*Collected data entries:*
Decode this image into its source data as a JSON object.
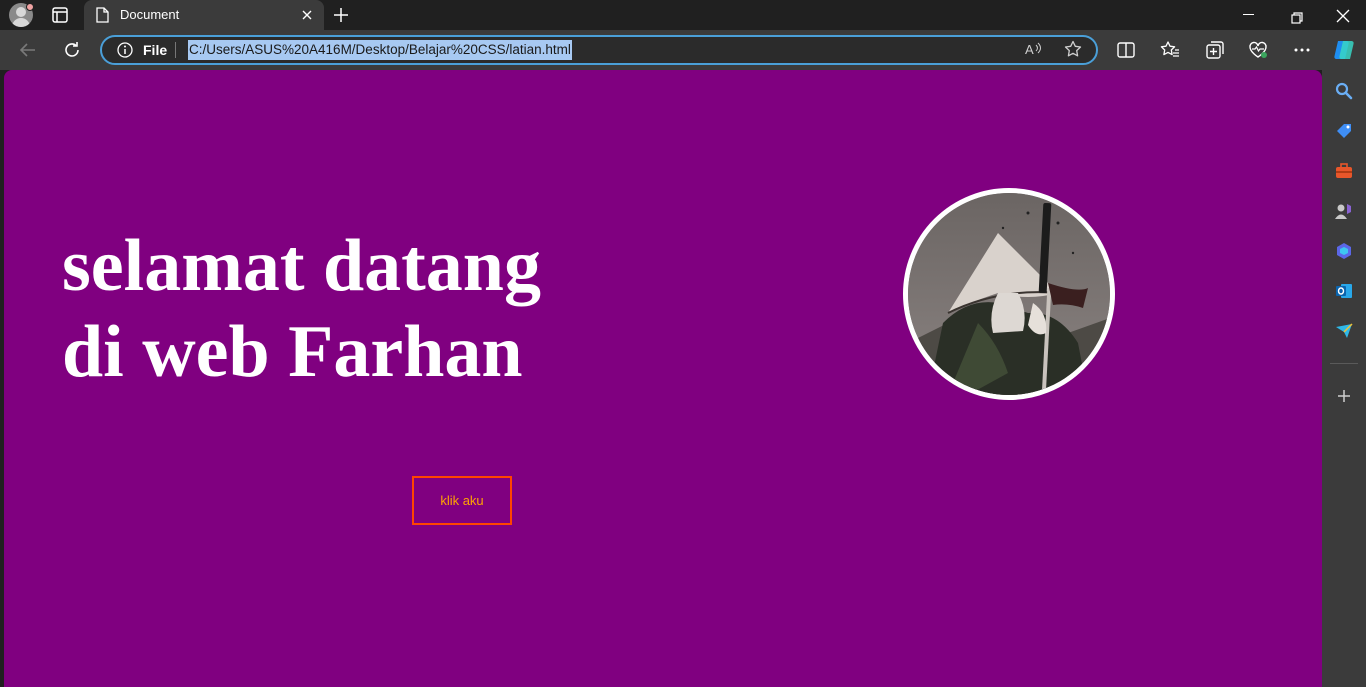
{
  "browser": {
    "tab": {
      "title": "Document"
    },
    "address": {
      "scheme_label": "File",
      "url": "C:/Users/ASUS%20A416M/Desktop/Belajar%20CSS/latian.html"
    },
    "accent": "#4a9fd8"
  },
  "page": {
    "background": "#800080",
    "heading_line1": "selamat datang",
    "heading_line2_prefix": "di ",
    "heading_line2_bold": "web Farhan",
    "button_label": "klik aku",
    "button_border_color": "#ff4500",
    "button_text_color": "#ffa500",
    "avatar_alt": "samurai-illustration"
  },
  "sidebar": {
    "icons": [
      "search-icon",
      "tag-icon",
      "toolbox-icon",
      "games-icon",
      "copilot-icon",
      "outlook-icon",
      "send-icon",
      "add-icon"
    ]
  }
}
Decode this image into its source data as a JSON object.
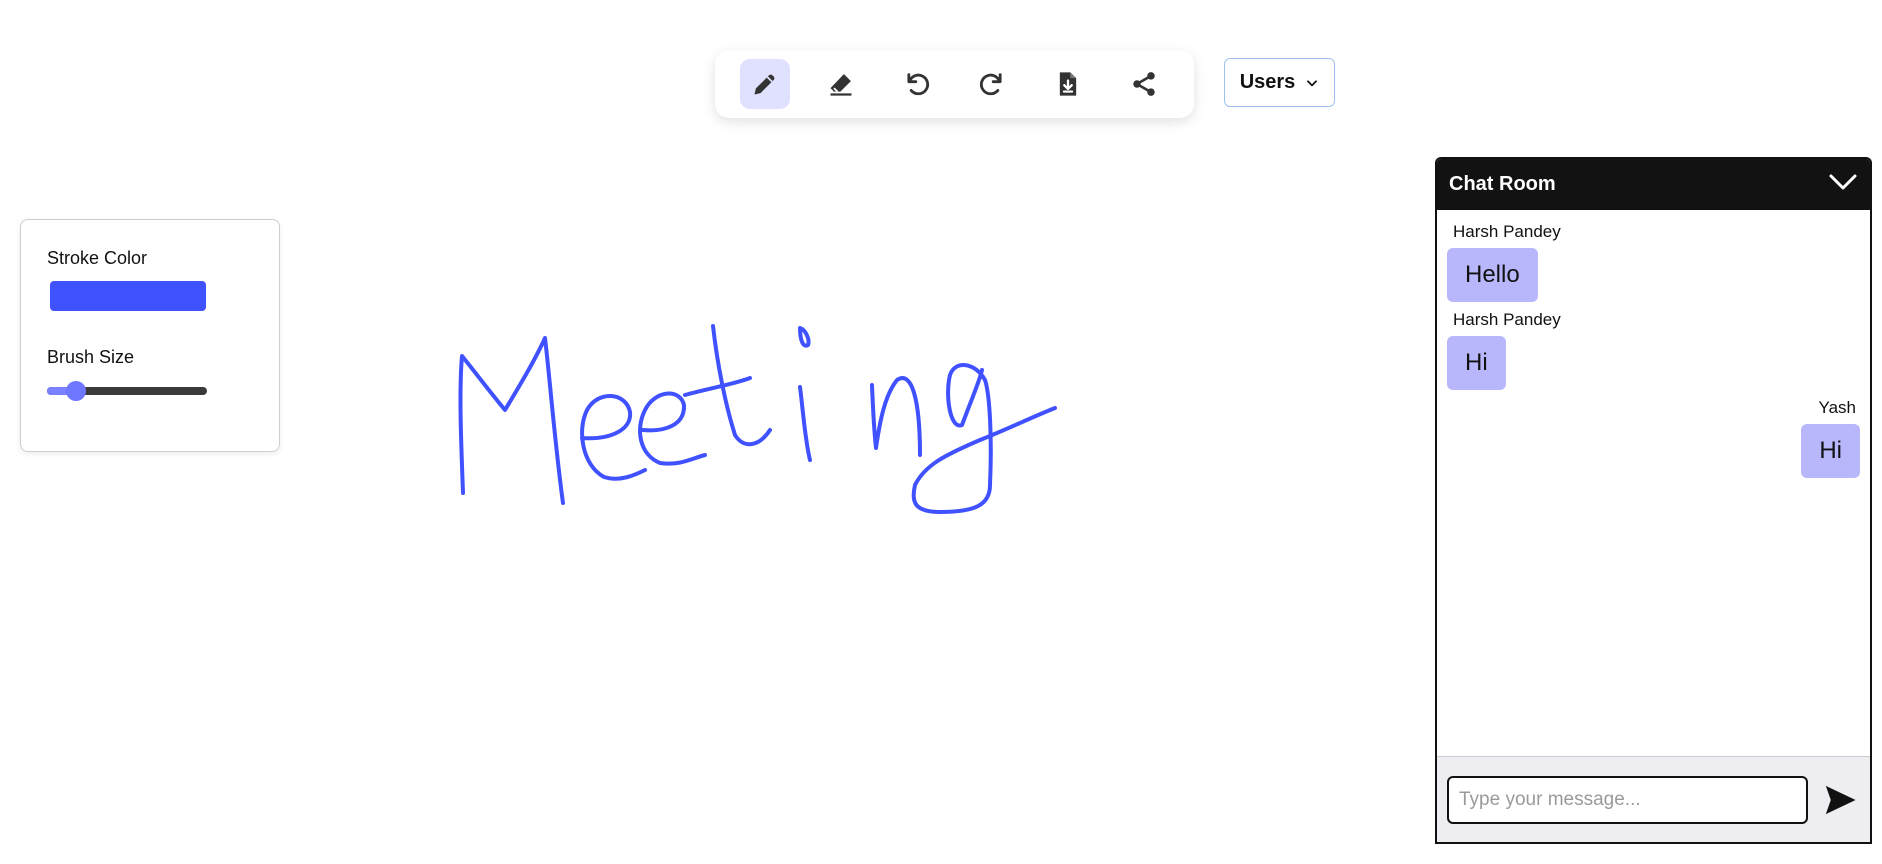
{
  "toolbar": {
    "tools": [
      {
        "icon": "pencil-icon",
        "active": true
      },
      {
        "icon": "eraser-icon",
        "active": false
      },
      {
        "icon": "undo-icon",
        "active": false
      },
      {
        "icon": "redo-icon",
        "active": false
      },
      {
        "icon": "download-file-icon",
        "active": false
      },
      {
        "icon": "share-icon",
        "active": false
      }
    ],
    "users_label": "Users"
  },
  "stroke_panel": {
    "stroke_color_label": "Stroke Color",
    "stroke_color": "#4051ff",
    "brush_size_label": "Brush Size",
    "brush_size_fraction": 0.18
  },
  "chat": {
    "title": "Chat Room",
    "messages": [
      {
        "sender": "Harsh Pandey",
        "text": "Hello",
        "side": "left"
      },
      {
        "sender": "Harsh Pandey",
        "text": "Hi",
        "side": "left"
      },
      {
        "sender": "Yash",
        "text": "Hi",
        "side": "right"
      }
    ],
    "input_placeholder": "Type your message...",
    "input_value": ""
  },
  "colors": {
    "accent": "#4051ff",
    "bubble": "#b9b7fb",
    "active_tool_bg": "#e0e1ff",
    "chat_header": "#121212"
  }
}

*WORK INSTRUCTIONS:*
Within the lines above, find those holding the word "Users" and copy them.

*COMPLETED EXERCISE:*
      "url": "C:/Users/ASUS%20A416M/Desktop/Belajar%20CSS/latian.html"
    "users_label": "Users"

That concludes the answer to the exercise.